Loveall allowed the employers to burn off a huge reserve in our health and welfare fund, which has decimated our ability to cushion the effect of rising health costs. While ignoring the collective power of 35,000 Bay Area members, he takes credit for negotiating many things we have had for years.

In 2001’s contract negotiations Loveall again negotiated and settled before the Bay Area locals.

The Bay Area Coalition said, “The contract settlement reached by Local 588 does not in any way determine the outcome of pending Northern California supermarket negotiations. It does not address the economic and other needs of our 35,000 members, and fails to address the priorities they have set.”

The Bay locals hung together and negotiated together, looking for improvements in wages, when the events of September 11 came along and upset the balance. The BAC was only able to muster a 61 percent strike vote, with many members cowed by the national mood. Despite that, the BAC was able to win 22 significant improvements in contract language.


As things stand today, all bets are off. Some leaders in the BAC speculate that Loveall has already negotiated his contract with the employer and stands ready to pull the rug out from under the Bay Area locals again.
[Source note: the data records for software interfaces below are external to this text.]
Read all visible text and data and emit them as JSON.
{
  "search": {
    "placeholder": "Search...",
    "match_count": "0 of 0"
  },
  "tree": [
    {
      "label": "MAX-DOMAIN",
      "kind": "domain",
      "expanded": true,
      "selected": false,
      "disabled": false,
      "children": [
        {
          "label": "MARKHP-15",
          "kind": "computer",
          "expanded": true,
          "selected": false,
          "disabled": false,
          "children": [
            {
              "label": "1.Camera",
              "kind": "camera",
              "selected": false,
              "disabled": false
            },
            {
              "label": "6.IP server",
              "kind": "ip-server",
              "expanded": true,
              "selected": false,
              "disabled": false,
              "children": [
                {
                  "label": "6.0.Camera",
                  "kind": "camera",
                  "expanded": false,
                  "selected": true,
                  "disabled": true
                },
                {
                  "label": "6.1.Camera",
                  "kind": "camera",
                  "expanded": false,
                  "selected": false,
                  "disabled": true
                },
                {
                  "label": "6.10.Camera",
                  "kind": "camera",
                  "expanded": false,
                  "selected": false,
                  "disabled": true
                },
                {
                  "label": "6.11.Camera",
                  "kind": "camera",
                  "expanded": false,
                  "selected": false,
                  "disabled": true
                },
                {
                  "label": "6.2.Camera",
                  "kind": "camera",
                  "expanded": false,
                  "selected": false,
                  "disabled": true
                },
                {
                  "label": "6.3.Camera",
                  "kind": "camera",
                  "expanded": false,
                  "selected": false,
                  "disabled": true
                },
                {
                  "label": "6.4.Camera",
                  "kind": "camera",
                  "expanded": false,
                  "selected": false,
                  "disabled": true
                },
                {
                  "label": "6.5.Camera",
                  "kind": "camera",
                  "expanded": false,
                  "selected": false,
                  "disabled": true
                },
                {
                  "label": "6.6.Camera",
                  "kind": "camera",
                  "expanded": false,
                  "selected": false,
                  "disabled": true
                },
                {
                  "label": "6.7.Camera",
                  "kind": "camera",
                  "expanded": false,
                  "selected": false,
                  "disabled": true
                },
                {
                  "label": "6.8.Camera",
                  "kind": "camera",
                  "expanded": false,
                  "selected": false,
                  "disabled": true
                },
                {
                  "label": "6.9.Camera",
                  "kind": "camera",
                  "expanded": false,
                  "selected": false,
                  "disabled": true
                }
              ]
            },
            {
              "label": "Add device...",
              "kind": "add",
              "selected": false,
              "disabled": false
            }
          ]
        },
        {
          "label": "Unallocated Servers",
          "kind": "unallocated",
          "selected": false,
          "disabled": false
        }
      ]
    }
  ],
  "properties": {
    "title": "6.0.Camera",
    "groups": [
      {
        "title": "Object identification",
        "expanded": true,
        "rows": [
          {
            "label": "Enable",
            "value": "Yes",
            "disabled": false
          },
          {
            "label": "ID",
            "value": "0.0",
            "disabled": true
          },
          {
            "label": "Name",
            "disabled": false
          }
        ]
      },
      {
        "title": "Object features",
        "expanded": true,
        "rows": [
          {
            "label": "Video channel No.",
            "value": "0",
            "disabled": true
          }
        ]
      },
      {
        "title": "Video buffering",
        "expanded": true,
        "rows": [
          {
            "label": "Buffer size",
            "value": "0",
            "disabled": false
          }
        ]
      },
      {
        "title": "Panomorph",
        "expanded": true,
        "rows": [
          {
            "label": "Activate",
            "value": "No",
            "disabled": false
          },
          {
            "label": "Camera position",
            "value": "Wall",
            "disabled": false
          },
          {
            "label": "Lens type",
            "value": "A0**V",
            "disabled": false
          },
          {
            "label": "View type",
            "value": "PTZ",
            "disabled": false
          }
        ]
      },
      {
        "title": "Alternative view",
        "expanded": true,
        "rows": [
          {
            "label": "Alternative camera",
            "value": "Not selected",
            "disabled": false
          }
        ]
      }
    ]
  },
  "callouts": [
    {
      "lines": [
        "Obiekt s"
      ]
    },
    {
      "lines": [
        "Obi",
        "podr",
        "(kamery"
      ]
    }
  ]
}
Again, our power seems ready to be squandered at the hands of union officials are far removed from their members. Again, a chance at building a powerful national contract may be lost—unless members and locals can build an effective and strong campaign.

Vincent Bourbourg is a 20-year rank-and-file member of the UFCW and has been active in retail politics for 15 years.